START Data records
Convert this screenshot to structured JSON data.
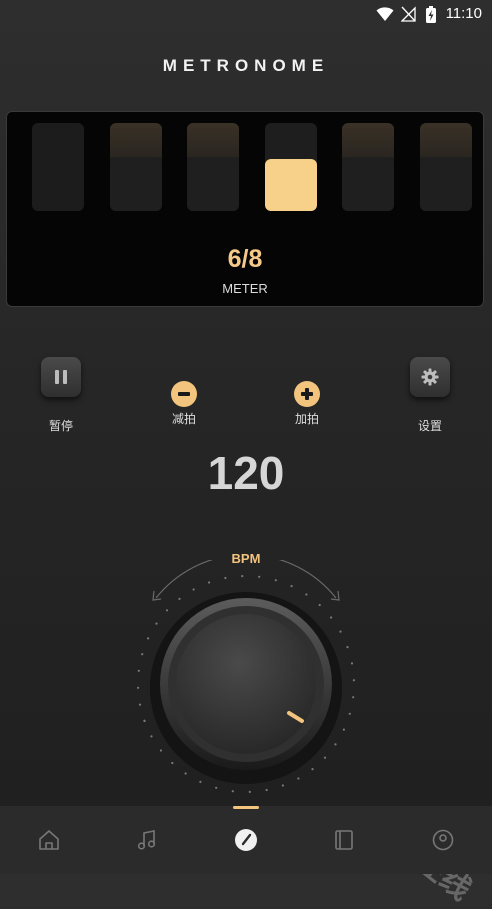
{
  "status_bar": {
    "time": "11:10",
    "icons": [
      "wifi-icon",
      "signal-off-icon",
      "battery-charging-icon"
    ]
  },
  "header": {
    "title": "METRONOME"
  },
  "beat_display": {
    "beat_count": 6,
    "active_beat": 4,
    "meter_value": "6/8",
    "meter_label": "METER"
  },
  "controls": {
    "pause_label": "暂停",
    "decrease_beat_label": "减拍",
    "increase_beat_label": "加拍",
    "settings_label": "设置"
  },
  "tempo": {
    "bpm_value": "120",
    "bpm_label": "BPM"
  },
  "nav": {
    "items": [
      "home-icon",
      "music-icon",
      "metronome-icon",
      "book-icon",
      "profile-icon"
    ],
    "active_index": 2
  },
  "watermark": "日升在线",
  "colors": {
    "accent": "#f3c47d",
    "active_beat": "#f7d08a",
    "background": "#262626"
  }
}
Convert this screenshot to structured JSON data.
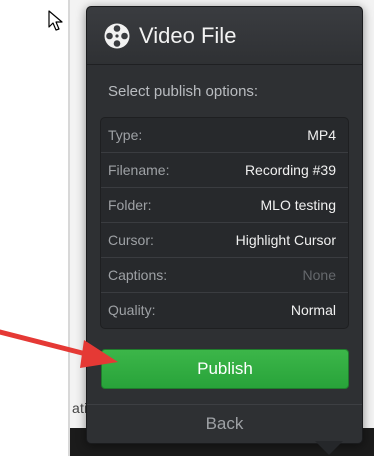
{
  "background": {
    "partial_text": "ati"
  },
  "panel": {
    "title": "Video File",
    "title_icon": "film-reel-icon",
    "subtitle": "Select publish options:",
    "options": [
      {
        "label": "Type:",
        "value": "MP4",
        "muted": false
      },
      {
        "label": "Filename:",
        "value": "Recording #39",
        "muted": false
      },
      {
        "label": "Folder:",
        "value": "MLO testing",
        "muted": false
      },
      {
        "label": "Cursor:",
        "value": "Highlight Cursor",
        "muted": false
      },
      {
        "label": "Captions:",
        "value": "None",
        "muted": true
      },
      {
        "label": "Quality:",
        "value": "Normal",
        "muted": false
      }
    ],
    "publish_label": "Publish",
    "back_label": "Back"
  },
  "colors": {
    "panel_bg": "#2e3033",
    "publish_green": "#2eaa3f",
    "arrow_red": "#e53935"
  }
}
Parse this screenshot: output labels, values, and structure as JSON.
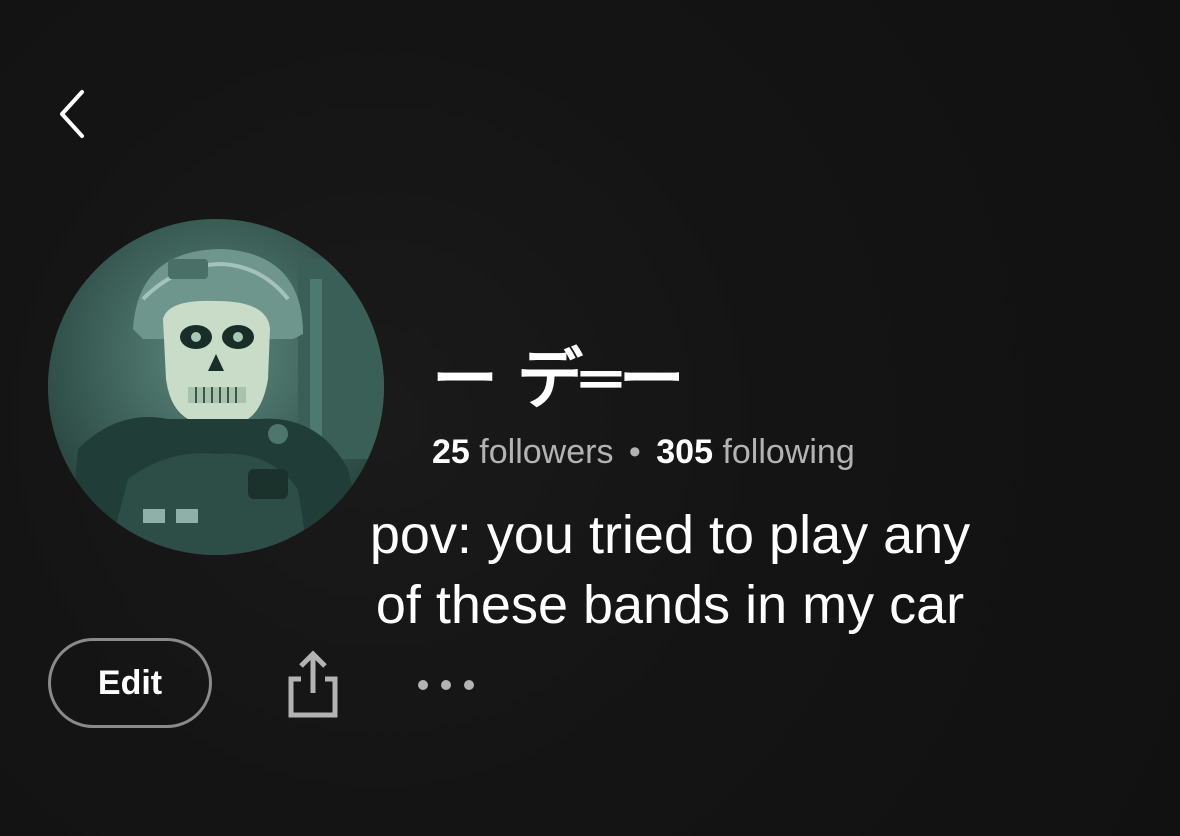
{
  "header": {
    "back_icon": "chevron-left-icon"
  },
  "profile": {
    "avatar_icon": "skull-mask-soldier-avatar",
    "name": "ー デ═ー",
    "followers_count": "25",
    "followers_label": "followers",
    "separator": "•",
    "following_count": "305",
    "following_label": "following"
  },
  "caption": {
    "line1": "pov: you tried to play any",
    "line2": "of these bands in my car"
  },
  "actions": {
    "edit_label": "Edit",
    "share_icon": "share-icon",
    "more_icon": "more-horizontal-icon"
  },
  "colors": {
    "background": "#121212",
    "text_primary": "#ffffff",
    "text_secondary": "#b3b3b3",
    "button_border": "#8a8a8a",
    "avatar_tint": "#2b4a44"
  }
}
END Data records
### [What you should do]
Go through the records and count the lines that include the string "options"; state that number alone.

### [Written answer]
2